For most teams, the shot clock will not have a major effect on how they play. The biggest effect of adding the shot clock will be in late game situations.
Throughout the history of high school basketball, teams have routinely tried to stall and run out the clock late in the game. A shot clock forces teams with the lead to execute their final possessions quicker. This gives the team without the lead more of an opportunity to come back in a game. More possessions at the end of games should automatically increase the amount of excitement in a high school basketball game.
Just over the past decade there have been high school games in Alabama with scoring totals of two and 10 points, leading to more discussion of a change.

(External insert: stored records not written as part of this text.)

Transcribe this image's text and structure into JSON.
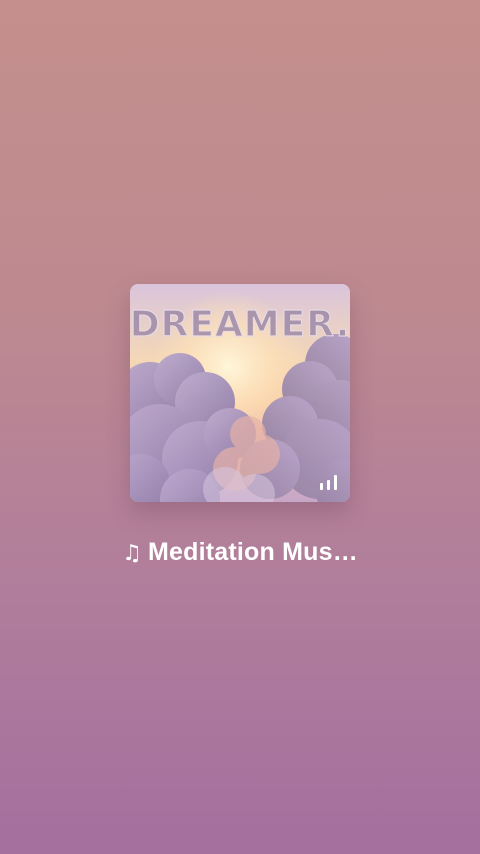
{
  "media": {
    "artwork": {
      "image_text": "DREAMER.",
      "description_icon": "cloud-sky-artwork"
    },
    "playing_indicator_icon": "equalizer-bars-icon",
    "title_icon": "music-note-icon",
    "title_icon_glyph": "♫",
    "title": "Meditation Mus…"
  },
  "colors": {
    "background_top": "#c48f8c",
    "background_bottom": "#a56f9e",
    "text": "#ffffff"
  }
}
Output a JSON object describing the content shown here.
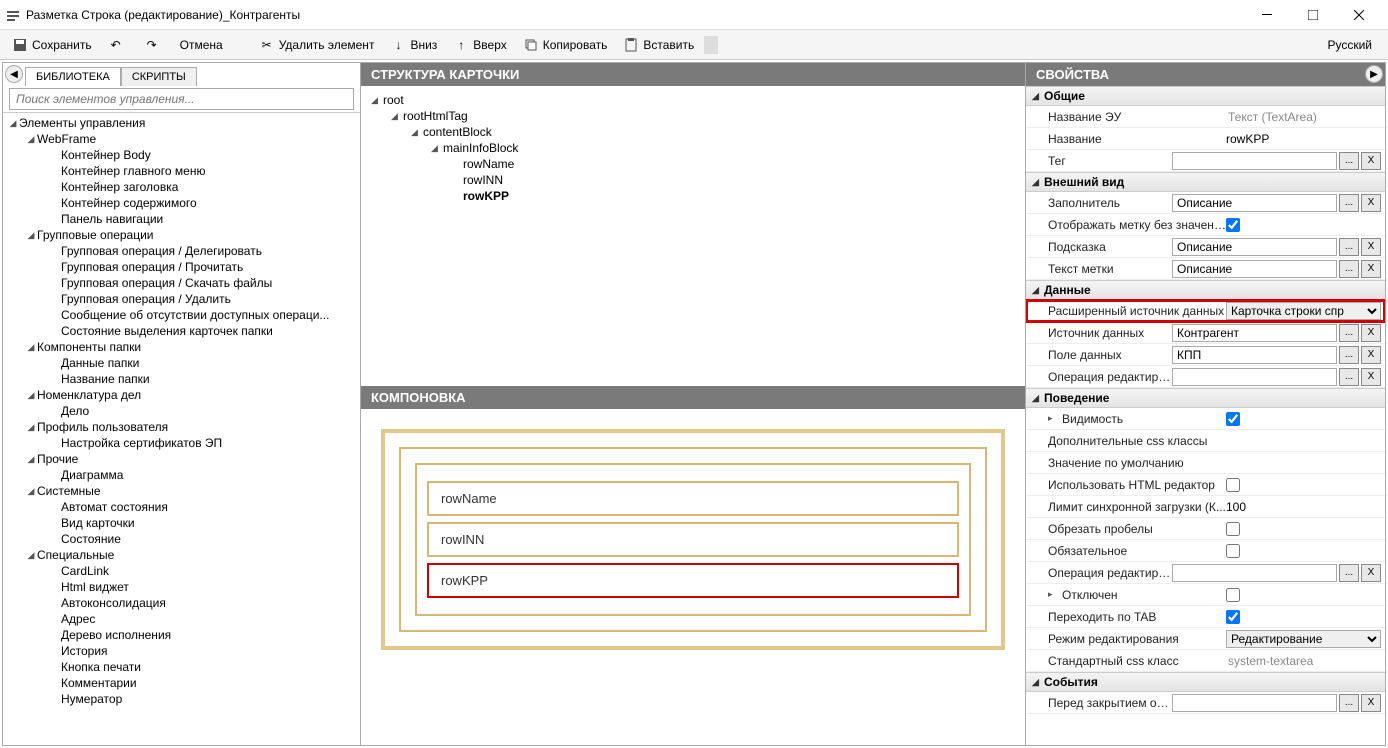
{
  "window": {
    "title": "Разметка Строка (редактирование)_Контрагенты"
  },
  "toolbar": {
    "save": "Сохранить",
    "cancel": "Отмена",
    "delete": "Удалить элемент",
    "down": "Вниз",
    "up": "Вверх",
    "copy": "Копировать",
    "paste": "Вставить",
    "lang": "Русский"
  },
  "left": {
    "tab_library": "БИБЛИОТЕКА",
    "tab_scripts": "СКРИПТЫ",
    "search_placeholder": "Поиск элементов управления...",
    "tree": {
      "root": "Элементы управления",
      "webframe": "WebFrame",
      "webframe_items": [
        "Контейнер Body",
        "Контейнер главного меню",
        "Контейнер заголовка",
        "Контейнер содержимого",
        "Панель навигации"
      ],
      "group_ops": "Групповые операции",
      "group_ops_items": [
        "Групповая операция / Делегировать",
        "Групповая операция / Прочитать",
        "Групповая операция / Скачать файлы",
        "Групповая операция / Удалить",
        "Сообщение об отсутствии доступных операци...",
        "Состояние выделения карточек папки"
      ],
      "folder_comp": "Компоненты папки",
      "folder_comp_items": [
        "Данные папки",
        "Название папки"
      ],
      "nomenclature": "Номенклатура дел",
      "nomenclature_items": [
        "Дело"
      ],
      "profile": "Профиль пользователя",
      "profile_items": [
        "Настройка сертификатов ЭП"
      ],
      "other": "Прочие",
      "other_items": [
        "Диаграмма"
      ],
      "system": "Системные",
      "system_items": [
        "Автомат состояния",
        "Вид карточки",
        "Состояние"
      ],
      "special": "Специальные",
      "special_items": [
        "CardLink",
        "Html виджет",
        "Автоконсолидация",
        "Адрес",
        "Дерево исполнения",
        "История",
        "Кнопка печати",
        "Комментарии",
        "Нумератор"
      ]
    }
  },
  "middle": {
    "structure_header": "СТРУКТУРА КАРТОЧКИ",
    "layout_header": "КОМПОНОВКА",
    "struct": {
      "root": "root",
      "rootHtmlTag": "rootHtmlTag",
      "contentBlock": "contentBlock",
      "mainInfoBlock": "mainInfoBlock",
      "rowName": "rowName",
      "rowINN": "rowINN",
      "rowKPP": "rowKPP"
    },
    "layout_rows": [
      "rowName",
      "rowINN",
      "rowKPP"
    ]
  },
  "right": {
    "header": "СВОЙСТВА",
    "groups": {
      "general": "Общие",
      "appearance": "Внешний вид",
      "data": "Данные",
      "behavior": "Поведение",
      "events": "События"
    },
    "general": {
      "name_eu_label": "Название ЭУ",
      "name_eu_val": "Текст (TextArea)",
      "name_label": "Название",
      "name_val": "rowKPP",
      "tag_label": "Тег"
    },
    "appearance": {
      "placeholder_label": "Заполнитель",
      "placeholder_val": "Описание",
      "show_label_no_val_label": "Отображать метку без значения",
      "show_label_no_val_checked": true,
      "hint_label": "Подсказка",
      "hint_val": "Описание",
      "label_text_label": "Текст метки",
      "label_text_val": "Описание"
    },
    "data": {
      "ext_src_label": "Расширенный источник данных",
      "ext_src_val": "Карточка строки спр",
      "src_label": "Источник данных",
      "src_val": "Контрагент",
      "field_label": "Поле данных",
      "field_val": "КПП",
      "edit_op_label": "Операция редактирования (на..."
    },
    "behavior": {
      "visibility_label": "Видимость",
      "visibility_checked": true,
      "css_classes_label": "Дополнительные css классы",
      "default_val_label": "Значение по умолчанию",
      "use_html_label": "Использовать HTML редактор",
      "use_html_checked": false,
      "sync_limit_label": "Лимит синхронной загрузки (К...",
      "sync_limit_val": "100",
      "trim_label": "Обрезать пробелы",
      "trim_checked": false,
      "required_label": "Обязательное",
      "required_checked": false,
      "edit_op2_label": "Операция редактирования дл...",
      "disabled_label": "Отключен",
      "disabled_checked": false,
      "tab_label": "Переходить по TAB",
      "tab_checked": true,
      "edit_mode_label": "Режим редактирования",
      "edit_mode_val": "Редактирование",
      "std_css_label": "Стандартный css класс",
      "std_css_val": "system-textarea"
    },
    "events": {
      "before_close_label": "Перед закрытием окна редакт..."
    },
    "btn_more": "...",
    "btn_x": "X"
  }
}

According to the Director of Officials, Ken Washington, Alabama currently has no plans to add the shot clock to high school basketball next season. The AHSAA also currently has no plans to discuss the possibility of adding a shot clock.
Washington says that the AHSAA is not necessarily against adding a shot clock, but as of now the high school coaches in Alabama have not expressed a desire to add a shot clock into the game.
“It’s not that we’re against it,” Washington said. “Our membership just has to want it. Enough people haven’t had an interest in the shot clock in order for us to add it.”
Washington does not believe that the cost of the equipment is stopping Alabama from adding the shot clock. He believes that the biggest factor right now is the manpower it takes to run the shot clock each game.
“I just know that there’s a lot that goes into it,” Washington said. “I don’t think that the cost is that much.”
The costs of adding an extra worker to run the shot clock every game is another factor that Washington mentioned. It could also be hard for a high school to find someone who pays enough attention to detail to operate the shot clock.
“You can’t be on your phone, you can’t be talking, you have to watch the game,” Washington said. “There’s a little hesitation about it.”
Lanett Head Coach Tay McCants believes that the addition of a shot clock would be advantageous for his team.
McCants said his team plays with such a fast pace that the shot clock would not change much for them on offense.
“It’s kind of in our favor because it makes slower teams speed their game up,” McCants said. “For a lot of teams, they like to play that slow ball, it’s not in their advantage.”
According to McCants, Lanett and other schools in the southern part of Alabama will not be affected as much by the shot clock.
McCants believes that the use of “stall ball” is more prevalent for the teams up north. Therefore, the shot clock would only really affect Lanett during the playoffs.
“In our area, teams like to get up and down, play fast paced,” McCants said. “More so up north is where they like to hold the ball.”
Lanett hasn’t yet had to think about how they would have to get workers to run the shot clock each game, but several coaches on Lanett’s staff are certified to be an official. If needed, any of the coaches could serve as the shot clock operator.